The key diagnostic attributes for the Cumberland Plain Shale Woodlands and Shale-Gravel Transition Forest ecological community are as follows:

·       Distribution is limited to the Sydney Basin Bioregion with most occurrences in the Cumberland Sub-region.

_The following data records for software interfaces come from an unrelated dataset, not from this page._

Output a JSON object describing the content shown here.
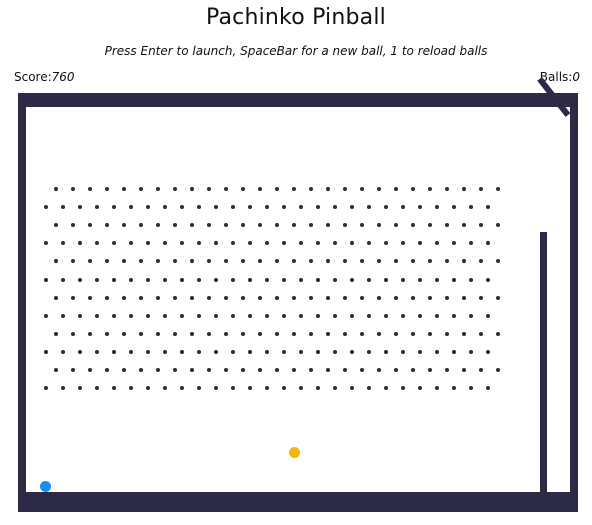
{
  "header": {
    "title": "Pachinko Pinball",
    "instructions": "Press Enter to launch, SpaceBar for a new ball, 1 to reload balls"
  },
  "hud": {
    "score_label": "Score:",
    "score_value": "760",
    "balls_label": "Balls:",
    "balls_value": "0"
  },
  "colors": {
    "frame": "#2d2a45",
    "peg": "#2d2a45",
    "active_ball": "#f2b800",
    "launcher_ball": "#1a8ef0"
  }
}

This covers a geographic area commonly known as the Cumberland Plain, a rainshadow coastal valley in western Sydney.

·       Most occurrences are on clay soils derived from Wianamatta Group geology, with limited to rare occurrences on soils derived from Tertiary Alluvium, Holocene Alluvium the Mittagong Formation, Aeolian Deposits and Hawkesbury Sandstone.

·       Upper tree layer species must be present with these features:

o      The minimum projected foliage cover of canopy trees is 10% or more; and

o      The tree canopy is typically dominated by Eucalyptus moluccana (Coastal Grey Box), E. tereticornis (Forest Red Gum) and/or E. fibrosa (Red Ironbark). Other canopy species may occur in association with the typical dominants and may be locally dominant at some sites.

·       A sparse lower tree layer may be present, typically with young eucalypts of upper tree canopy species and species of Acacia, Exocarpos and Melaleuca.

·       The understorey typically is dominated by the ground layer and shows these features:

o      The ground layer typically comprises a variety of perennial native graminoids and forbs;

o      Native graminoid species that are often present include: the grasses Aristida ramosa (Purple Wiregrass), A. vagans (Threeawn Speargrass), Cymbopogon refractus (Barbed Wire Grass), Dichelachne micrantha (Plumegrass), Echinopogon caespitosus var. caespitosus (Tufted Hedgehog Grass), Eragrostis leptostachya (Paddock Lovegrass), Microlaena stipoides subsp. stipoides (Weeping Grass), Paspalidium distans and Themeda triandra (Kangaroo Grass), and other graminoids Carex inversa (Knob Sedge), Cyperus gracilis (Slender Sedge), Lomandra filiformis subsp. filiformis (Wattle Mat-rush) and L. multiflora subsp. multiflora (Many-flowered Mat-rush);

o      Native forbs and other herb species present include: Asperula conferta (Common Woodruff), Brunoniella australis (Blue Trumpet), Cheilanthes sieberi (Poison Rock-Fern), Desmodium varians (Slender Tick-trefoil), Dianella longifolia (Blue Flax-Lily), Dichondra repens (Kidney Weed), Glycine spp., Hardenbergia violacea (Native Sarsparilla), Opercularia diphylla (Stinkweed), Oxalis perennans, Pratia purpurascens (Whiteroot) and Wahlenbergia gracilis (Australian Bluebell); and

o      A shrub layer may be present, to variable extent, and is often dominated by Bursaria spinosa (Blackthorn) while other species include: Daviesia ulicifolia (Gorse Bitter Pea), Dillwynia sieberi, Dodonaea viscosa subsp. cuneata (Wedge-leaf Hop-bush), Indigofera australis (Native Indigo) and Lissanthe strigosa (Peach Heath).